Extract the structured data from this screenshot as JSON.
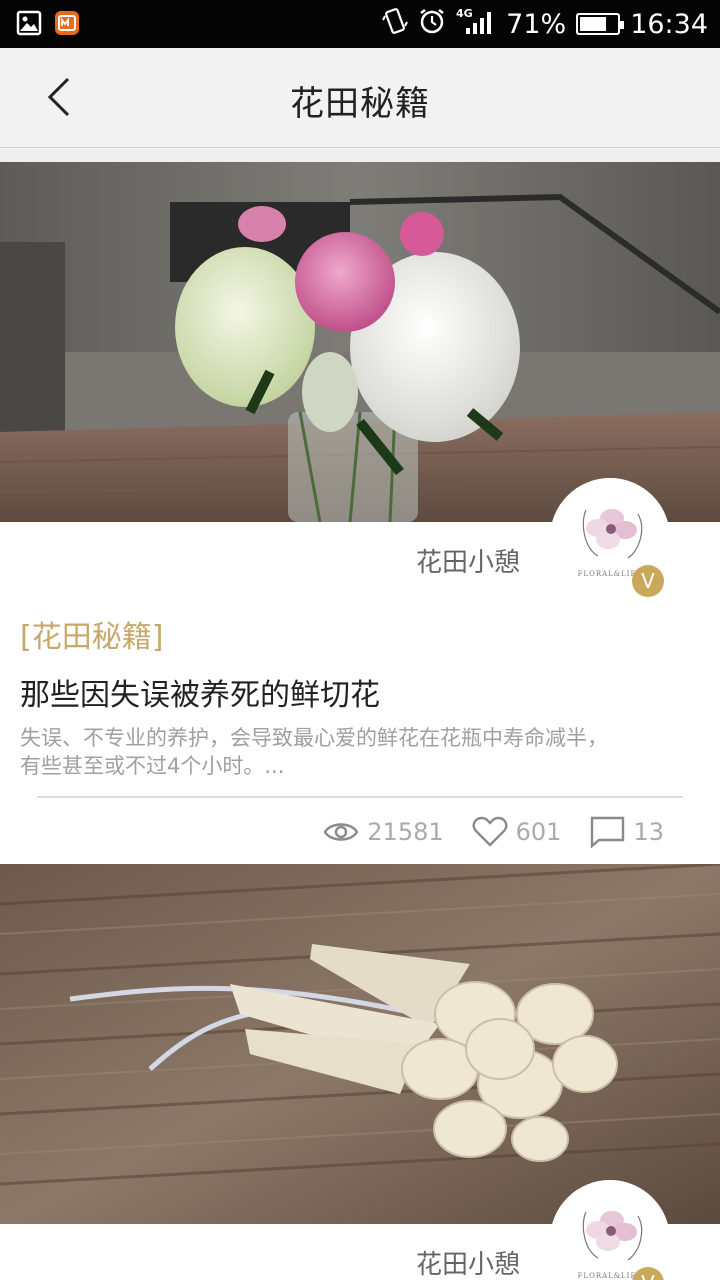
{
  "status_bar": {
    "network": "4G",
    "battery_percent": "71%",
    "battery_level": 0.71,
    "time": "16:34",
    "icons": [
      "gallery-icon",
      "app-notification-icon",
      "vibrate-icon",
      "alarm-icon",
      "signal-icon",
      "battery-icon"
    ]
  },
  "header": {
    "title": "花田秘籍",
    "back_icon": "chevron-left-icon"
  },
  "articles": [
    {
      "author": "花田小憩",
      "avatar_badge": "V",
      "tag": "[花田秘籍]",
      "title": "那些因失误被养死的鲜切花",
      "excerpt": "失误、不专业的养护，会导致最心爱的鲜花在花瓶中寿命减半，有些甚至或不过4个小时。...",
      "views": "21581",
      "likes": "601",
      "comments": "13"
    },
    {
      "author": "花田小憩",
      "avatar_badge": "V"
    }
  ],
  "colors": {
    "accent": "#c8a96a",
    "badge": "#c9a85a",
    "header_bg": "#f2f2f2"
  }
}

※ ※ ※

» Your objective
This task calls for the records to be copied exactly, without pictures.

» Written response
Extract the structured data from this screenshot as JSON.
{
  "status_bar": {
    "network": "4G",
    "battery_percent": "71%",
    "battery_level": 0.71,
    "time": "16:34",
    "icons": [
      "gallery-icon",
      "app-notification-icon",
      "vibrate-icon",
      "alarm-icon",
      "signal-icon",
      "battery-icon"
    ]
  },
  "header": {
    "title": "花田秘籍",
    "back_icon": "chevron-left-icon"
  },
  "articles": [
    {
      "author": "花田小憩",
      "avatar_badge": "V",
      "tag": "[花田秘籍]",
      "title": "那些因失误被养死的鲜切花",
      "excerpt": "失误、不专业的养护，会导致最心爱的鲜花在花瓶中寿命减半，有些甚至或不过4个小时。...",
      "views": "21581",
      "likes": "601",
      "comments": "13"
    },
    {
      "author": "花田小憩",
      "avatar_badge": "V"
    }
  ],
  "colors": {
    "accent": "#c8a96a",
    "badge": "#c9a85a",
    "header_bg": "#f2f2f2"
  }
}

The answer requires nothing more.